Cartographic and ethnographic materials. Produced by the Lifelong Learning Project at the University of Montana, a group who works collaboratively with tribes to produce top quality, primary resource materials about Native American culture and history. Features material on the tribes located along the Lewis and Clark trail route and provides information on relevant maps and films.
Rivers, Edens, and Empires: Lewis and Clark and the Revealing of America
Cartographic and ethnographic materials. A virtual tour of the Rivers, Edens, and Empires exhibit from the Northwest Gallery of the Library of Congress's Thomas Jefferson Building. Draws upon the Library's rich collections of exploration material to feature the trek of the Corps of Discovery as a culmination in the quest to connect the East and the West by means of a waterway passage. Includes materials related to the Native groups, animals, and plants that Lewis and Clark encountered.
PBS Online: Lewis and Clark
Cartographic and ethnographic materials. Features articles on sixteen Native American tribes who had the most interaction with the expedition. Contains audio files from a panel of experts offering their responses to various expedition issues. Includes lesson plans and an interactive trail map.
Discovering Lewis and Clark
Cartographic, ethnographic, and natural history materials. Developed by numerous individuals with funding from the Montana Committee for the Humanities, Montana Cultural Trust, Lee Enterprises, National Endowment for the Humanities, Oregon Council for the Humanities, and the National Park Service. Features journal excerpts, natural history lessons, aerial photos of the trail, discussions of important issues in the history of the American West, and information about modern-day Native American tribes.
Lewis and Clark as Naturalists
Cartographic and natural history materials. The Smithsonian Institution site portrays the expedition's interaction with the natural world. Browse by state, species, or date collected. Includes lesson plans for elementary through high school students. Features an interactive map.
Lewis and Clark Trail Heritage Foundation, Inc.

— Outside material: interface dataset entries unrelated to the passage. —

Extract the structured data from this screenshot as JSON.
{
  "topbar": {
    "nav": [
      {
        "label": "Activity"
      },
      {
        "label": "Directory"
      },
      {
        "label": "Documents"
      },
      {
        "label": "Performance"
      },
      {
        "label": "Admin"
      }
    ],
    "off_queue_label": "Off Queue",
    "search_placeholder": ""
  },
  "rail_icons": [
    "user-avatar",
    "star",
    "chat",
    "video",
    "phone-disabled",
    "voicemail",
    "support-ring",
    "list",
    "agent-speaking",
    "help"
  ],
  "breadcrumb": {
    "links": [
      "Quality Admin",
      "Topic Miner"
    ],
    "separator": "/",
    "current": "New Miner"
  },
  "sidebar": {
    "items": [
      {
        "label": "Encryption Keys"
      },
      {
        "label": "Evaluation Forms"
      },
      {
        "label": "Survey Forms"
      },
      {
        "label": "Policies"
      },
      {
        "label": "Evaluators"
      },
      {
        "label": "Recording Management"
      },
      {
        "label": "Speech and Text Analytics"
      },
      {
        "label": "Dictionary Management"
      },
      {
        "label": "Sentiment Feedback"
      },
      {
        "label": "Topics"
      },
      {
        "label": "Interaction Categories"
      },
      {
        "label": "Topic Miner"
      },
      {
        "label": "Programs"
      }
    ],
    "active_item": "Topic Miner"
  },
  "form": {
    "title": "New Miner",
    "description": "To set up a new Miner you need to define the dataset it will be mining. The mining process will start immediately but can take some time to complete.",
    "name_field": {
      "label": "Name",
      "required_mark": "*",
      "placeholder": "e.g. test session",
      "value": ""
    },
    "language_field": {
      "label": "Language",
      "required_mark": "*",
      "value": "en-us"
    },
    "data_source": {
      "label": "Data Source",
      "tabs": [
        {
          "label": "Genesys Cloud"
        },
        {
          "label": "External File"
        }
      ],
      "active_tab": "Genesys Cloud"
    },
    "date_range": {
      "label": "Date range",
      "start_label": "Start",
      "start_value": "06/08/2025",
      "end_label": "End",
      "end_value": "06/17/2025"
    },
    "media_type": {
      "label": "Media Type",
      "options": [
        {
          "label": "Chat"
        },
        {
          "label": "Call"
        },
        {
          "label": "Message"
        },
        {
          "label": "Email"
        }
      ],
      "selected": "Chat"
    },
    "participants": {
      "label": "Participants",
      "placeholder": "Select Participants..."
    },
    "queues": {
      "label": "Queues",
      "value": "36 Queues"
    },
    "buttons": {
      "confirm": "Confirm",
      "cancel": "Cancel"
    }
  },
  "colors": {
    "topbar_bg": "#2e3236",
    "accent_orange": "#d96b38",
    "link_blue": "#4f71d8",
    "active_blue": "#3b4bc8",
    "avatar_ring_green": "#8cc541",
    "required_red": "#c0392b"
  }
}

This foundation—the largest and oldest organization dedicated to Lewis and Clark—works to promote the expedition's story and protect the trail.
Lewis & Clark National Historic Trail
Produced by the National Park Service, this site promotes Lewis and Clark events and provides contact information for visitor centers, historic sites, national parks, and attractions along the trail. Includes curriculum guides and learning activities for children.
Lewis and Clark Historic Landscape Project
A Web site developed by the University of Missouri's Geographic Resources Center, in partnership with the Missouri State Archives and the Office of the Missouri Secretary of State with the primary goals to geo-reference, digitize, and map all retrievable information from the Lewis and Clark journals and the 18th and 19th century land survey notes along the Big River Corridors of the state of Missouri. Contains rich geographic material and interactive maps.
Lewis & Clark Bicentennial in Oregon
Oregon's official Lewis and Clark Bicentennial Web site. Includes a complete calendar of Oregon events and classroom resources. Features a detailed map of Oregon sites and advice on conducting a self-guided tour.
Lewis & Clark Fort Mandan Foundation
Provides visitor information for Fort Mandan and the North Dakota Lewis and Clark Interpretive Center. The Corps of Discovery spent the winter of 1804 in this part of North Dakota.
Lewis and Clark in Idaho
Idaho's official Web site commemorating the Lewis and Clark expedition. Plan a trip along the Lewis and Clark trail in Idaho, the homeland of Sacajawea. Includes maps and information on the Nez Perce, Lemhi Shoshoni, and Salish tribes.
Museum of Idaho
Beginning October 12, 2004, the Museum of Idaho will be hosting a 2000 sq. ft. exhibit, featuring a Lemhi Shoshone village and other Indian and Lewis and Clark items. The exhibit will run through 2006.